At the time of diagnosis up to ¾ of SLE patients had little knowledge of the disease, which is in line with the previously published French survey [16]. Among the findings of the survey, it is highlighted that society and the general population are unaware of what lupus is, while, in the case of lupus patients, knowledge increases as the disease progresses. On the other hand, half of the patients were diagnosed after 10 years of symptoms and 92% of the patients had organ involvement at diagnosis. This means that we are late in diagnosing many patients, which makes it necessary to promote close collaboration between primary care and hospitals to refer patients with suspected SLE.

Finally, it is noticeable that many patients did not understand the concept of irreversible organ damage, mistakenly relating it to fatigue (38%), joint pain (47%) and even to the presence of cutaneous symptoms such as the presence of oral ulcers (17%). In the work of Mok et al. [26], up to 48% of patients had irreversible organ damage at baseline, so it is essential that patients understand the concept of damage and differentiate it from acute activity.

In summary, the survey highlighted the need for disease awareness campaigns, where patient associations alongside health authorities have a crucial role to play; in turn, there is a need for greater involvement of healthcare providers and the need for more information for SLE patients from the time of diagnosis.

Conflict of interest

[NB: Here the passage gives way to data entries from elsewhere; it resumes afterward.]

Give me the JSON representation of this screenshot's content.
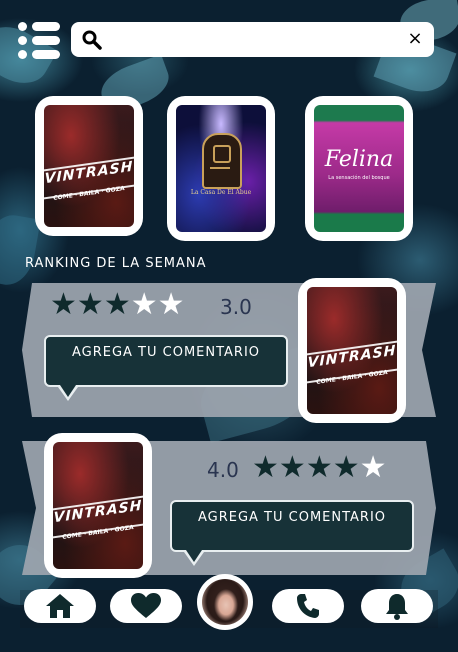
{
  "search": {
    "placeholder": "",
    "value": "",
    "clear_glyph": "×",
    "search_icon": "magnifier-icon"
  },
  "featured": [
    {
      "name": "VINTRASH",
      "tagline": "COME · BAILA · GOZA"
    },
    {
      "name": "La Casa De El Abue",
      "tagline": ""
    },
    {
      "name": "Felina",
      "tagline": "La sensación del bosque"
    }
  ],
  "ranking": {
    "title": "RANKING DE LA SEMANA",
    "entries": [
      {
        "venue": "VINTRASH",
        "tagline": "COME · BAILA · GOZA",
        "rating": 3.0,
        "rating_label": "3.0",
        "comment_label": "AGREGA TU COMENTARIO"
      },
      {
        "venue": "VINTRASH",
        "tagline": "COME · BAILA · GOZA",
        "rating": 4.0,
        "rating_label": "4.0",
        "comment_label": "AGREGA TU COMENTARIO"
      }
    ]
  },
  "nav": {
    "items": [
      "home-icon",
      "heart-icon",
      "profile-avatar",
      "phone-icon",
      "bell-icon"
    ]
  },
  "colors": {
    "card_gray": "#9da5ae",
    "star_dark": "#0f2a2c",
    "button_bg": "#173238"
  }
}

The authors have no conflicts of interest to declare. All co-authors have seen and agree with the contents of the manuscript and there is no financial interest to report.